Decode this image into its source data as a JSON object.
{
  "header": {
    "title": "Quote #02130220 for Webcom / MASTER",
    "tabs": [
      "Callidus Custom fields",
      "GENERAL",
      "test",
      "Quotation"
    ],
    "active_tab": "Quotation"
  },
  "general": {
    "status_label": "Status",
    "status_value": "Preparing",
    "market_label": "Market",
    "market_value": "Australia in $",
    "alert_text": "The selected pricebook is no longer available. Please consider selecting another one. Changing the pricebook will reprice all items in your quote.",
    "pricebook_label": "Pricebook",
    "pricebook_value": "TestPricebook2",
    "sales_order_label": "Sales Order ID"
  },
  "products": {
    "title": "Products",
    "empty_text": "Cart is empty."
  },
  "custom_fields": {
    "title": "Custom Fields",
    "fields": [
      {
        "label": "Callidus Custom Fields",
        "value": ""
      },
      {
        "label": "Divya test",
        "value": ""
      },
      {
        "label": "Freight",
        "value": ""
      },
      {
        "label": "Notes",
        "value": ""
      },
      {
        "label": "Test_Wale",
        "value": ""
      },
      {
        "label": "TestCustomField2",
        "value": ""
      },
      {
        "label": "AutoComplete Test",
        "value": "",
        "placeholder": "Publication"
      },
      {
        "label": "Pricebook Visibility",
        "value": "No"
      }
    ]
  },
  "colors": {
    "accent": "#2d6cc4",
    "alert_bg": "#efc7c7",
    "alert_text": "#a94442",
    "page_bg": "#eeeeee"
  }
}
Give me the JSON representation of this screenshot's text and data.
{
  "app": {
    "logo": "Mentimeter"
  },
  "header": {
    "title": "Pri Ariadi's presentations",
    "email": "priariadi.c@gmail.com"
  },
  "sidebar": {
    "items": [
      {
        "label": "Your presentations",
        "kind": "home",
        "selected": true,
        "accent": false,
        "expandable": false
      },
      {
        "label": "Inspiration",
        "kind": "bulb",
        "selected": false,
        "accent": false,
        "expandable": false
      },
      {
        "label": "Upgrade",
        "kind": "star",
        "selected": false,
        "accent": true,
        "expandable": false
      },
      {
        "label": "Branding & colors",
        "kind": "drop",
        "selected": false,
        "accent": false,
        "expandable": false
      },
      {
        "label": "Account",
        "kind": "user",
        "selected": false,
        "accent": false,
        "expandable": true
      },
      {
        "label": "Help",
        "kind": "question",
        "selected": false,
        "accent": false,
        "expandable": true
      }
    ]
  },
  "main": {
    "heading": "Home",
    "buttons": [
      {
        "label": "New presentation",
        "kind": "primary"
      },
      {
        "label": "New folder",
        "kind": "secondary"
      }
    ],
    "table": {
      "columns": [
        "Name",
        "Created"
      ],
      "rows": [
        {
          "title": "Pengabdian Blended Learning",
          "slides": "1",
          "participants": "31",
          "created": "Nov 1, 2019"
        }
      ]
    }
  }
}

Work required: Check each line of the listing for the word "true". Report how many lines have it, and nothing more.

Completed task: 4